20392-Scranton Pub Photo A-thumb-200x300-20391.jpg
Roy Scranton GS (Photo Courtesy: Da Capo Press)
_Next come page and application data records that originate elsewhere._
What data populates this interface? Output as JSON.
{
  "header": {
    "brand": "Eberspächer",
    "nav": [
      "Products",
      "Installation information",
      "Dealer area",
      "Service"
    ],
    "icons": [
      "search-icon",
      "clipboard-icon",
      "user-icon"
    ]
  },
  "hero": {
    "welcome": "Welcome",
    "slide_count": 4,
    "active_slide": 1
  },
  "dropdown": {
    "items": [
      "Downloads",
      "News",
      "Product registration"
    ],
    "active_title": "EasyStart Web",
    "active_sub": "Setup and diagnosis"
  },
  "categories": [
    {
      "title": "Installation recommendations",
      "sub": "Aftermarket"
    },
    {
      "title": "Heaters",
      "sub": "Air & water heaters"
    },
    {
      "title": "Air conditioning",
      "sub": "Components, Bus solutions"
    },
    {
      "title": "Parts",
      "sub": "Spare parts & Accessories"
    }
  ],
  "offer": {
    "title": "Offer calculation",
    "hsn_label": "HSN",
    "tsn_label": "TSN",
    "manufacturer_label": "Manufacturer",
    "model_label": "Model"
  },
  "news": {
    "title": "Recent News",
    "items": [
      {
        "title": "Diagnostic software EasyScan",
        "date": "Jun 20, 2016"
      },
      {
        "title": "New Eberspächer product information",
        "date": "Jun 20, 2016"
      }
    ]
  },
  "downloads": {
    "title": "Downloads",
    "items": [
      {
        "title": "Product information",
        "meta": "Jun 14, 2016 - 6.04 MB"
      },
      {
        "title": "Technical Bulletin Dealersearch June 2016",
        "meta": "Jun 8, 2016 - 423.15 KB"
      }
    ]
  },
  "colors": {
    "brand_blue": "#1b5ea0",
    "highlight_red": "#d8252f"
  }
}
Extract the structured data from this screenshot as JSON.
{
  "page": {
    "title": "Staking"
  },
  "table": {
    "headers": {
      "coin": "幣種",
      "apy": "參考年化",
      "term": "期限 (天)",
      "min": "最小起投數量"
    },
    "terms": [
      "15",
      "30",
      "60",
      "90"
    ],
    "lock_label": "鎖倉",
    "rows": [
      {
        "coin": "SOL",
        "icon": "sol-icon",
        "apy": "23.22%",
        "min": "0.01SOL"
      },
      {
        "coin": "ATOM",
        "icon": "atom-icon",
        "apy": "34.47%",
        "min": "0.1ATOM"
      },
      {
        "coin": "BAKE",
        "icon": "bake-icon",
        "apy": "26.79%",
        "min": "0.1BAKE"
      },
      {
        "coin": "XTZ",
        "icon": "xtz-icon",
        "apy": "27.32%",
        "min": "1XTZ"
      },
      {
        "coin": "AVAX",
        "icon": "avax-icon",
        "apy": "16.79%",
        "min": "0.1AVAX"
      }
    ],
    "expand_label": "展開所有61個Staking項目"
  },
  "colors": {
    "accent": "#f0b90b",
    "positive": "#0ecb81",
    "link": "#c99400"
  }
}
New book: Fire and Forget: Short Stories from the Long War, edited by Roy Scranton GS and Matt Gallagher (Da Capo Press)

 
The authors: An Iraq veteran, Scranton was an artilleryman in the Army from 2002-2006 and is earning a doctorate in English at Princeton. His fiction, poetry, and essays have been published in Boston Review, The Massachusetts Review, New Letters, and The New York Times. A former Army captain who served in Iraq, Gallagher is a senior fellow at the Iraq and Afghanistan Veterans of America.
 
The book: This anthology of war stories — written by veterans of the wars in Afghanistan and Iraq — includes pieces by an artilleryman, public affairs Marines, a military lawyer, staff officers, a medic, an Army Ranger, and a military spouse. “Redeployment” by Phil Klay explores the challenges faced by a Marine returning home; Andrew Slater, a former Green Beret, writes about a soldier with a traumatic brain injury; and Roy Scranton’s “Red Steel India” (from his novel War Porn) portrays soldiers in charge of guarding a gate in Iraq.
 

20394-FireAndForget-thumb-200x300-20393.jpg
From the preface: “One thing a vet will always tell you is that it’s never like it is in the stories. Then they’ll tell you theirs.
            “We convened at the White Horse Tavern, under the glum and bleary eyes of Dylan Thomas, Norman Mailer, and Jack Kerouac. …
“We had our own stories to tell, and in each other had found just the right audience to test the telling. There’d be no bullshit, yet we shared among us a subtle understanding that the real truth might never make it on the page. We each knew the problem we altogether struggled with, which was how to say something true about an experience unreal, to a people fed and wadded about with lies.”
 
Review: Fire and Forget “captures the messiness of soldiering when the mission and endgame are unclear. Though fiction, each work reads true, filled with tension, fear, and anger,” wrote Booklist. “Readers are transported to desert checkpoints, ride along with vehicle convoys, and return home from combat to face an uncertain future.”
 
Book event: Editors Roy Scranton and Matt Gallagher and two contributors are scheduled for a reading at Labyrinth Books in Princeton March 12 at 6 p.m.